“I specifically chose a nonmusical for that reason,” West said.
West, Founding Artistic Director of Silver Line in Staunton, chose “12 Angry Jurors,” the story of jurors who must decide the fate of a teenager. At first, 11 of 12 agree the teenager is guilty. As deliberations continue, more and more jurors come to consider the reasonable doubt of his guilt.
“I think it’s incredibly relevant today,” West said of the need to communicate, not react to bias and to examine each situation carefully.
He said he spoke with the 14 cast members, who represent high schools and homeschool students across the Valley, about the concept of innocence versus not guilty, and the shadow reasonable doubt casts on guilt. The theatre production shows the teenage actors the importance of having a conversation.
“And, that’s what the play is all about,” West said.
West has taught stage combat and fight choreography for 20 years. In addition to his role with Silver Line, he is an adjunct professor at Bridgewater College and teaches stage combat at UVA. He and his wife have lived in Staunton for 15 years.
He said “12 Angry Jurors” is an important show for his young actors but also teaches them about the judicial system in the United States.
This show will also be a challenge because the performance style will be in the round, in a black box.
“That makes the audience feel like they’re part of the journey, they’re in the room with the actors,” West said. The smaller space of a black box theater creates a sense of intimacy between the actors and the audience. The actors will have the audience on all four sides of them and be able to see the faces of audience members.
“I think it’s a good experience for them to build that confidence of you know where the audience is,” West said.
The actors will also not only hear the audience when they laugh, but see on their faces whether they are enjoying the show. Performing in a black box is compatible with Silver Line’s purpose to be an educational theater company.
“I hope that they watch the show and see how it resonates with what’s going on in our world today,” West said of the audience’s response to the show.
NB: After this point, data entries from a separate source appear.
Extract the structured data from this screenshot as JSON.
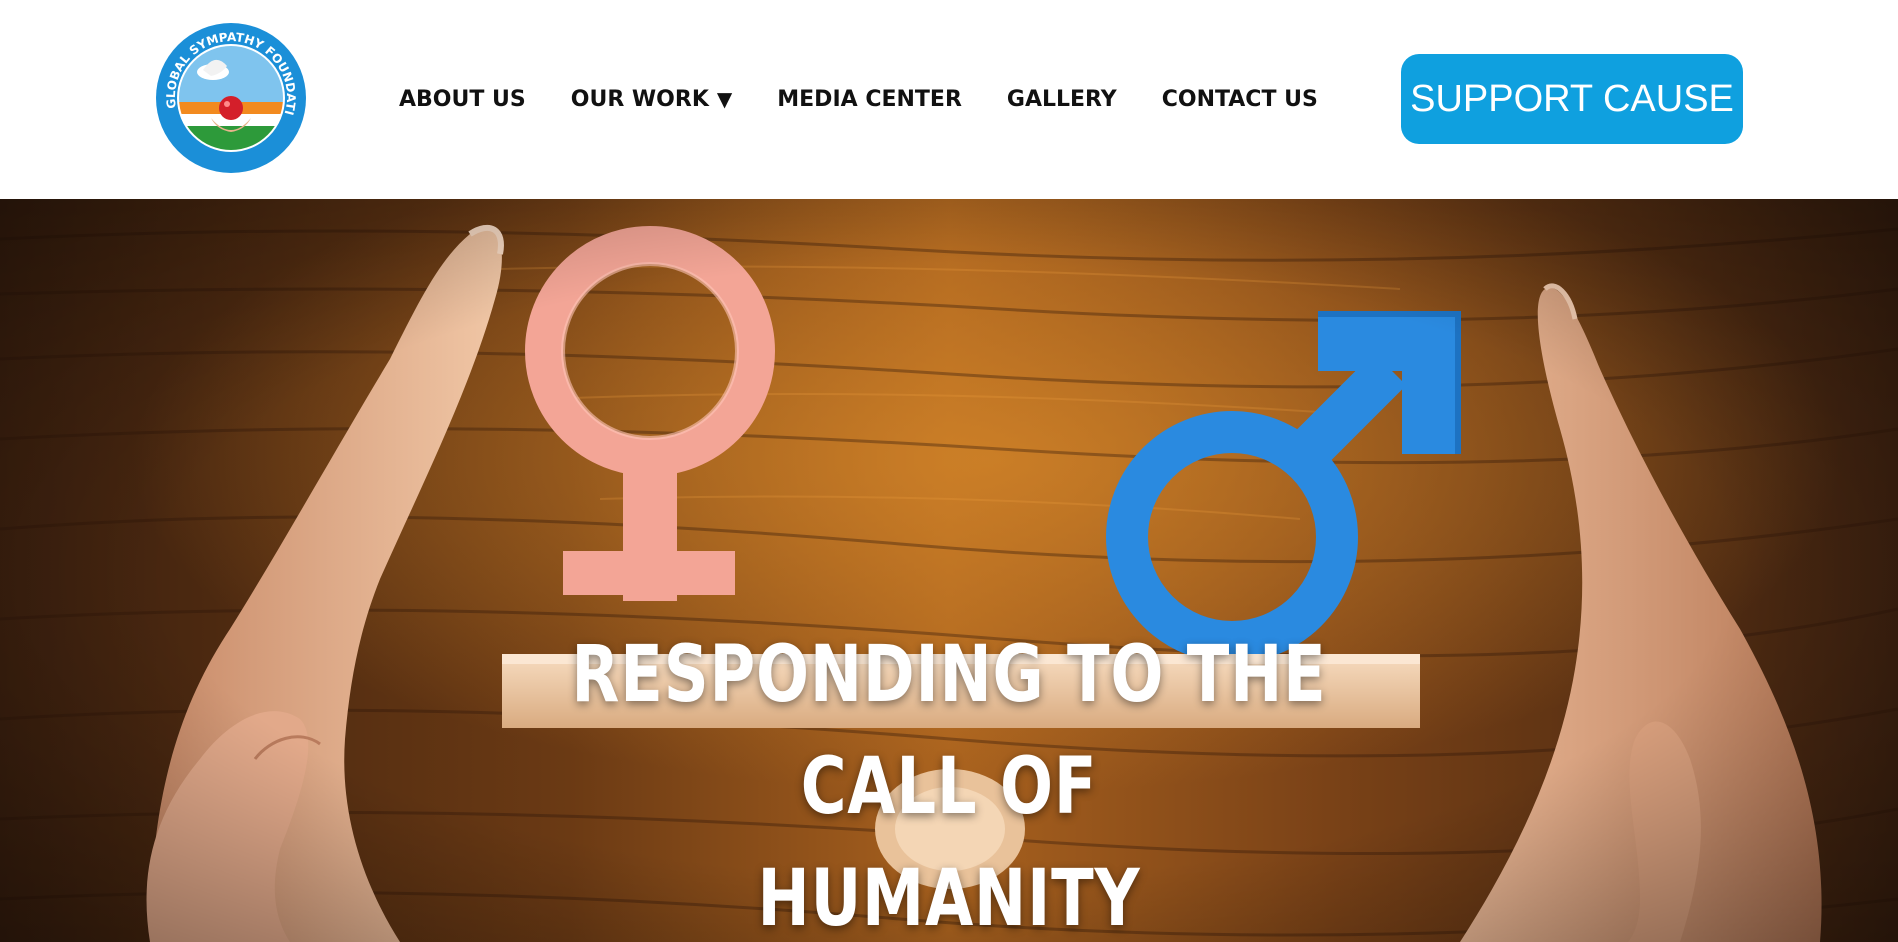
{
  "header": {
    "logo": {
      "alt_text": "GLOBAL SYMPATHY FOUNDATION (R.)",
      "icon": "dove-heart-hands-logo"
    },
    "nav": [
      {
        "label": "ABOUT US",
        "has_dropdown": false
      },
      {
        "label": "OUR WORK",
        "has_dropdown": true,
        "caret": "▼"
      },
      {
        "label": "MEDIA CENTER",
        "has_dropdown": false
      },
      {
        "label": "GALLERY",
        "has_dropdown": false
      },
      {
        "label": "CONTACT US",
        "has_dropdown": false
      }
    ],
    "cta_label": "SUPPORT CAUSE"
  },
  "hero": {
    "headline_line1": "RESPONDING TO THE CALL OF",
    "headline_line2": "HUMANITY",
    "image_icons": [
      "female-symbol-icon",
      "male-symbol-icon",
      "hand-icon",
      "seesaw-icon"
    ]
  },
  "colors": {
    "accent": "#0fa0df",
    "nav_text": "#111111",
    "wood": "#6b3a14",
    "female_symbol": "#f4a092",
    "male_symbol": "#2a8ae0"
  }
}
He hopes the audience also realizes the show contains no music or actions or grand spectacle.
“There’s nothing for the students to hide behind. It’s a conversation,” West said.
The show is teenagers having a very adult conversation about a murder trial. West said that in teaching teenagers for so many years he has learned not to underestimate them. He knows to believe that they are capable of bringing this show successfully to the stage.
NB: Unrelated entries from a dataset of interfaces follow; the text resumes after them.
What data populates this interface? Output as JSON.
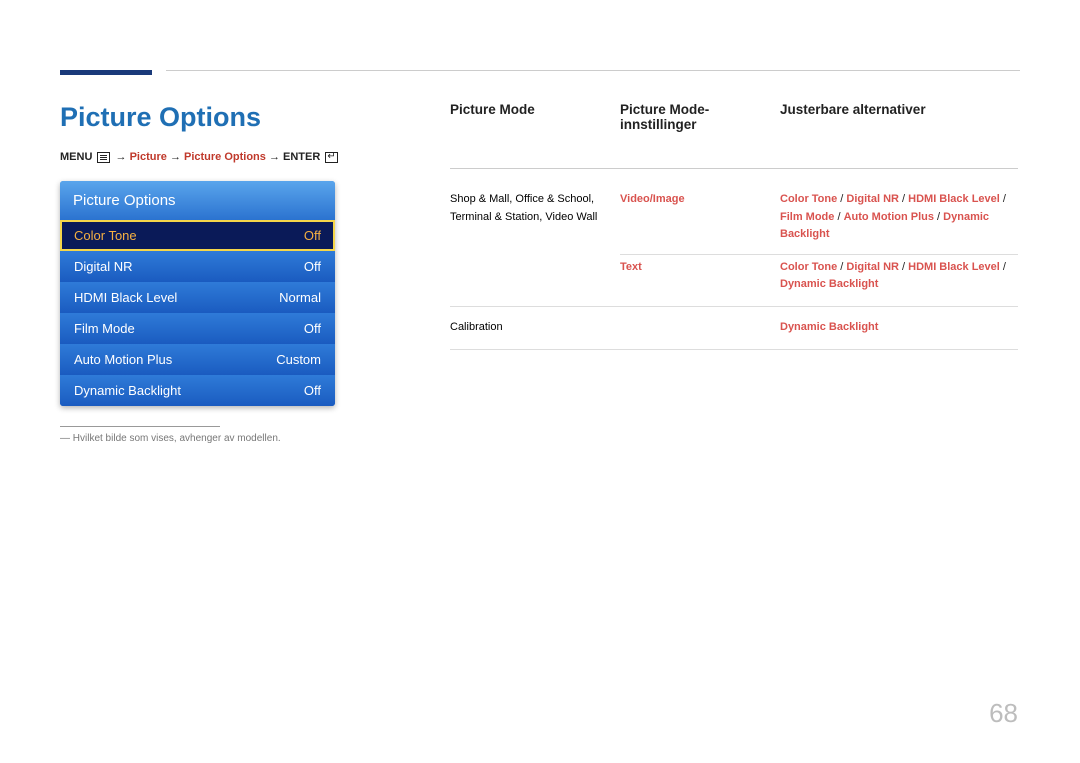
{
  "page_number": "68",
  "title": "Picture Options",
  "breadcrumb": {
    "menu": "MENU",
    "arrow": "→",
    "picture": "Picture",
    "picture_options": "Picture Options",
    "enter": "ENTER"
  },
  "panel": {
    "title": "Picture Options",
    "items": [
      {
        "label": "Color Tone",
        "value": "Off",
        "selected": true
      },
      {
        "label": "Digital NR",
        "value": "Off",
        "selected": false
      },
      {
        "label": "HDMI Black Level",
        "value": "Normal",
        "selected": false
      },
      {
        "label": "Film Mode",
        "value": "Off",
        "selected": false
      },
      {
        "label": "Auto Motion Plus",
        "value": "Custom",
        "selected": false
      },
      {
        "label": "Dynamic Backlight",
        "value": "Off",
        "selected": false
      }
    ]
  },
  "footnote": "― Hvilket bilde som vises, avhenger av modellen.",
  "table": {
    "headers": {
      "col1": "Picture Mode",
      "col2": "Picture Mode-innstillinger",
      "col3": "Justerbare alternativer"
    },
    "rows": [
      {
        "col1": "Shop & Mall, Office & School, Terminal & Station, Video Wall",
        "sub": [
          {
            "col2": "Video/Image",
            "col3_parts": [
              {
                "t": "Color Tone",
                "c": "orange"
              },
              {
                "t": " / ",
                "c": "black"
              },
              {
                "t": "Digital NR",
                "c": "orange"
              },
              {
                "t": " / ",
                "c": "black"
              },
              {
                "t": "HDMI Black Level",
                "c": "orange"
              },
              {
                "t": " / ",
                "c": "black"
              },
              {
                "t": "Film Mode",
                "c": "orange"
              },
              {
                "t": " / ",
                "c": "black"
              },
              {
                "t": "Auto Motion Plus",
                "c": "orange"
              },
              {
                "t": " / ",
                "c": "black"
              },
              {
                "t": "Dynamic Backlight",
                "c": "orange"
              }
            ]
          },
          {
            "col2": "Text",
            "col3_parts": [
              {
                "t": "Color Tone",
                "c": "orange"
              },
              {
                "t": " / ",
                "c": "black"
              },
              {
                "t": "Digital NR",
                "c": "orange"
              },
              {
                "t": " / ",
                "c": "black"
              },
              {
                "t": "HDMI Black Level",
                "c": "orange"
              },
              {
                "t": " / ",
                "c": "black"
              },
              {
                "t": "Dynamic Backlight",
                "c": "orange"
              }
            ]
          }
        ]
      },
      {
        "col1": "Calibration",
        "sub": [
          {
            "col2": "",
            "col3_parts": [
              {
                "t": "Dynamic Backlight",
                "c": "orange"
              }
            ]
          }
        ]
      }
    ]
  }
}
“They’re all coming together to create this and now they’re creating bonds and friendships,” West said.
Charlotte Hadfield, 17, is a homeschool student in Staunton who will graduate this year. She began performing in church plays when she was a child and joined community theater at age 8. This weekend she will portray juror no. 4.
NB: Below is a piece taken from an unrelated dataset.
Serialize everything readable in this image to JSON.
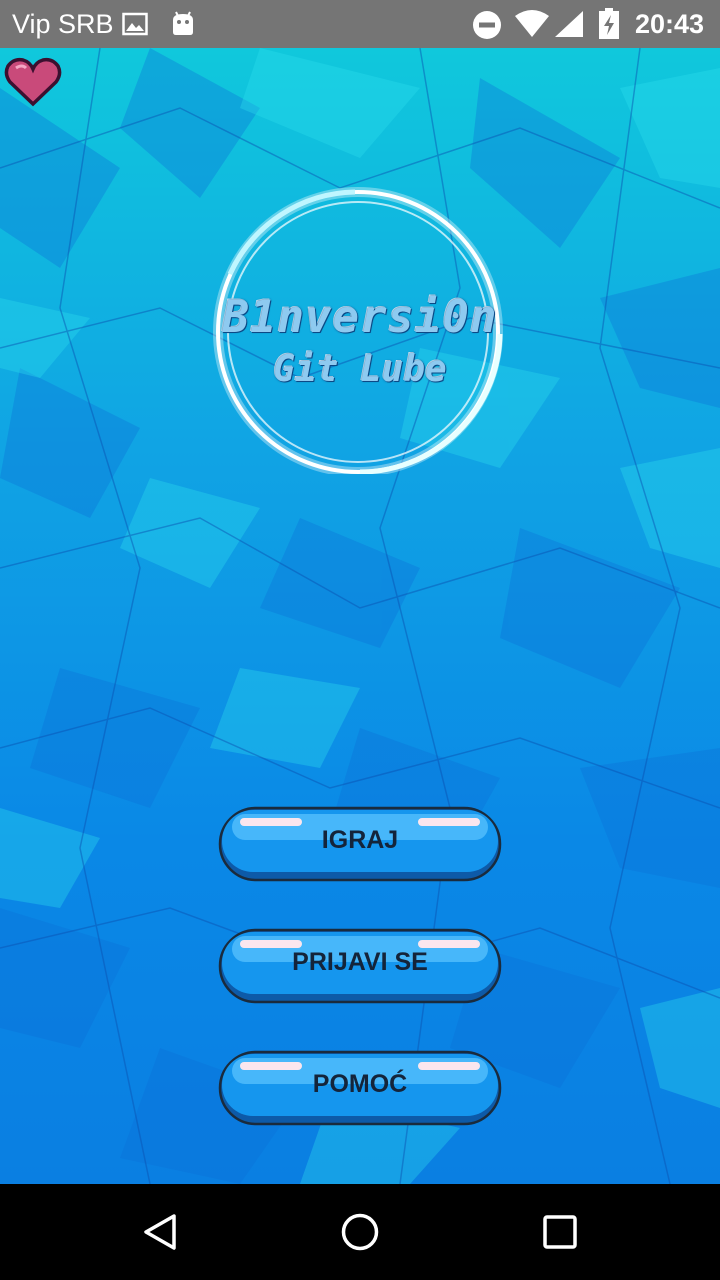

“This is probably one of the hardest shows I’ve done, because it is so heavy on dialogue,” Charlotte said. “There’s no where to hide. You have to be ready.”
She last performed in “Puffs” in the Queen City Mischief & Magic weekend. “12 Angry Jurors” is a challenge for Charlotte because she usually performs in musicals and comedies. But, she said, West has been helpful in teaching her and her castmates ways to memorize lines and prepare.
Juror no. 4 stands out from the others, according to Charlotte, because she is a mediator.
“She’s understanding but she is very fact based,” Charlotte said.
Her character diffuses angry conflicts and calms loud voices among the jurors. She wants to avoid drama.
“It is a drama so we definitely want plenty of that,” Charlotte said.
Charlotte said she always knows to expect a show with West will be a challenge.
“It will help me grow as an actor,” she said.
“12 Angry Jurors” is set in a different time in America, when women stayed home and men worked.
“It really speaks to us as a society now, and how different we are now.”
The show is also thought provoking and forces audience members to look inward. Charlotte said each audience member will see themselves in one of the jurors.
“12 Angry Jurors” will be performed at the Warehouse, 211 N. Lewis Street, Staunton at 7:30 p.m. today and tomorrow, Feb. 4, and 4 p.m. on Sunday, Feb. 5.
Tickets are available online.